Task to carry out
The answer should be each line of the records that contains the word "Motor"; please copy them all.

Data extracts
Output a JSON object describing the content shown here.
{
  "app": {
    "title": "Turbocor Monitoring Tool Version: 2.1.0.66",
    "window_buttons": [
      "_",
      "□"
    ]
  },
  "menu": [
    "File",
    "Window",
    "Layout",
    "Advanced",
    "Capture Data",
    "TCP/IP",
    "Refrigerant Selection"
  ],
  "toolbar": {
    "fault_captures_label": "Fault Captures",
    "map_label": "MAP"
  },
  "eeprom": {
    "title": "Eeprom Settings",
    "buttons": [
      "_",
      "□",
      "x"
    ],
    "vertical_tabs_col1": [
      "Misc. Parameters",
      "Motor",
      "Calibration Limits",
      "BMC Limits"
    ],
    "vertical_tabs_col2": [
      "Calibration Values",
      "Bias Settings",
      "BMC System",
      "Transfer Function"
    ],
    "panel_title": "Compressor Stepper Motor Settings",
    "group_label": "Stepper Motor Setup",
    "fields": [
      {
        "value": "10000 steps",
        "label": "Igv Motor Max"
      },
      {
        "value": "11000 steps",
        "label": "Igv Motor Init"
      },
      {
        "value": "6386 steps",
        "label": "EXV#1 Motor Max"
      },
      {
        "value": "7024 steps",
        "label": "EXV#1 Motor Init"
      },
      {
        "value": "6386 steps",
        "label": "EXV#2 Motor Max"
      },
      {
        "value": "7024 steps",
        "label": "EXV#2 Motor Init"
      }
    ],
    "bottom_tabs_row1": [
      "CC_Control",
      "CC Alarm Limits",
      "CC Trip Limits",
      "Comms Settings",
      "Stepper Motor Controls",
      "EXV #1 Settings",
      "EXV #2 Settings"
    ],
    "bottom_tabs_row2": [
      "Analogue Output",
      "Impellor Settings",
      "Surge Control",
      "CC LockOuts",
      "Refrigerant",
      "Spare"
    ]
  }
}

Solution
      "Motor",
    "panel_title": "Compressor Stepper Motor Settings",
    "group_label": "Stepper Motor Setup",
        "label": "Igv Motor Max"
        "label": "Igv Motor Init"
        "label": "EXV#1 Motor Max"
        "label": "EXV#1 Motor Init"
        "label": "EXV#2 Motor Max"
        "label": "EXV#2 Motor Init"
      "Stepper Motor Controls",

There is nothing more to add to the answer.